It’s been widely reported that almost 40 percent of Americans could be B12-deficient, according to the Framingham Offspring Study.
But if you look more closely at those numbers, you’ll see that this study actually found that 39 percent of people had B12 levels in the “low normal” range—well above the accepted level of deficiency.
In fact, the National Institutes of Health suggests only one to one and a half percent of people suffer from a shortage.
Most of us take in enough from food—milk, eggs, fish, poultry, and fortified cereals (all of which are prominent in the American diet).
That’s not to say everyone is safe from lagging levels.
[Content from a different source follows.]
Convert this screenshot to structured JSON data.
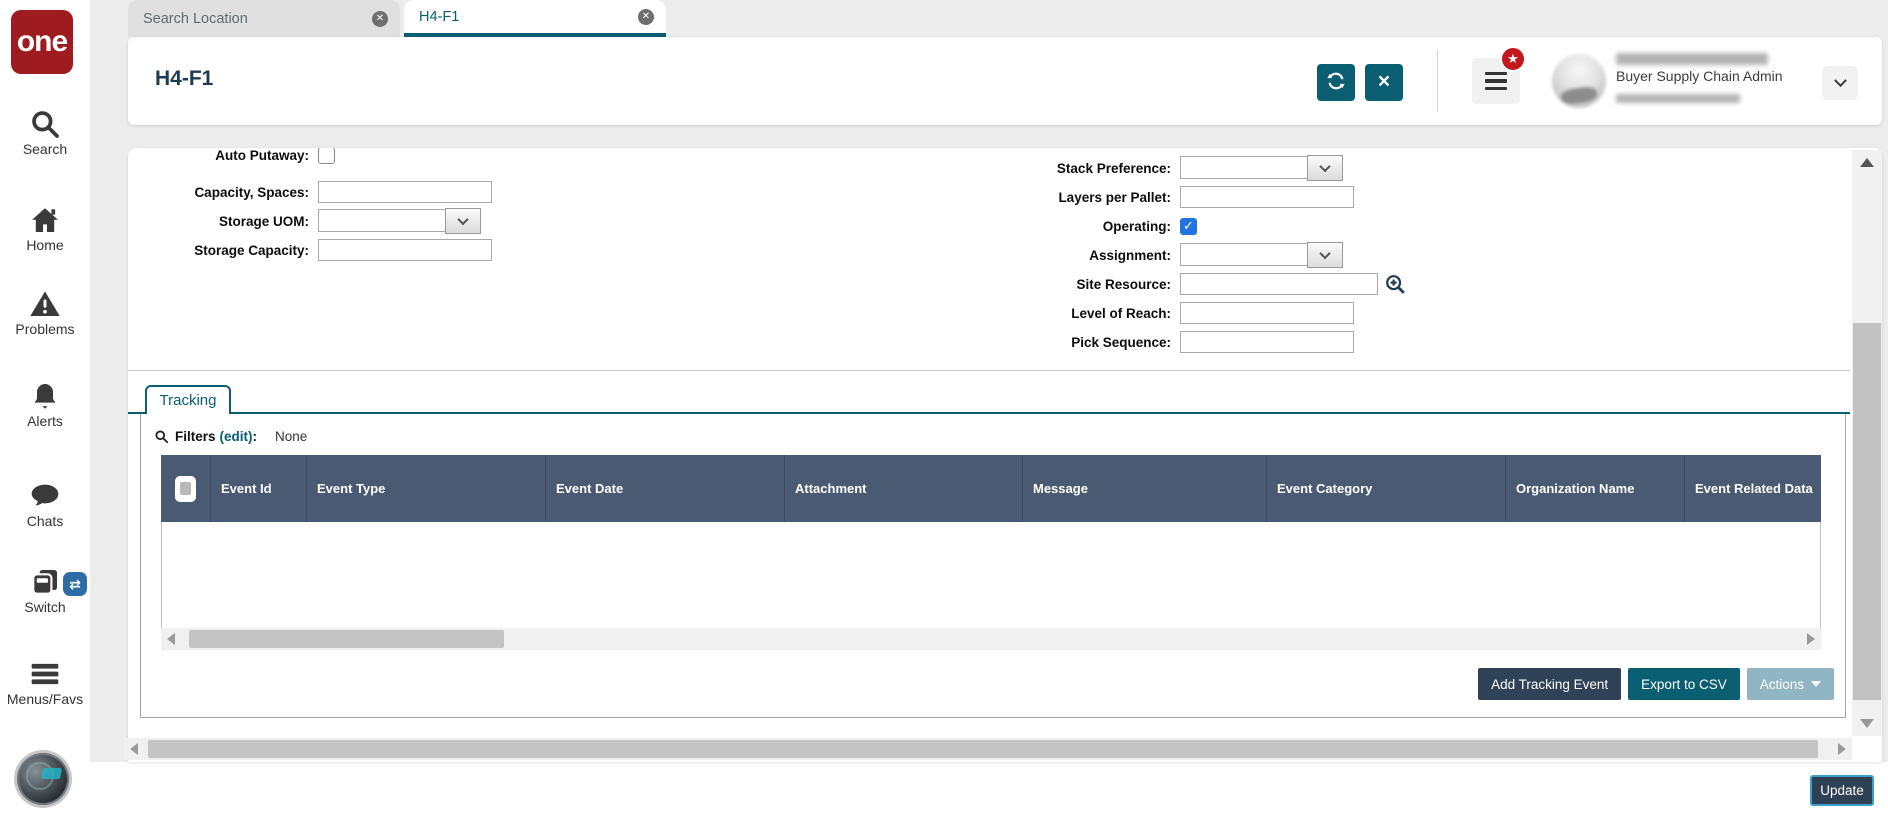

Some—vegetarians, vegans, people with Chron’s or Celiac disease, and those who abuse alcohol—are susceptible to low levels because of diet choices or absorption issues.
But don’t succumb to a marketed solution off of a self-diagnosis—see your specialist!
Signs of low B12 levels (fatigue, weakness, sore tongue, tingling and numbness in your fingers and toes, difficulty walking, mood change, or memory loss) are also symptoms of other medical conditions.
Fallen for the craze (and worried your levels are in the clear)?
B12 doesn’t build up toxicity like some other vitamins can when taken in excess.
That means that you likely won’t see any negative side effects from too much. Like cellulite cream, it won’t help, but it probably won’t hurt.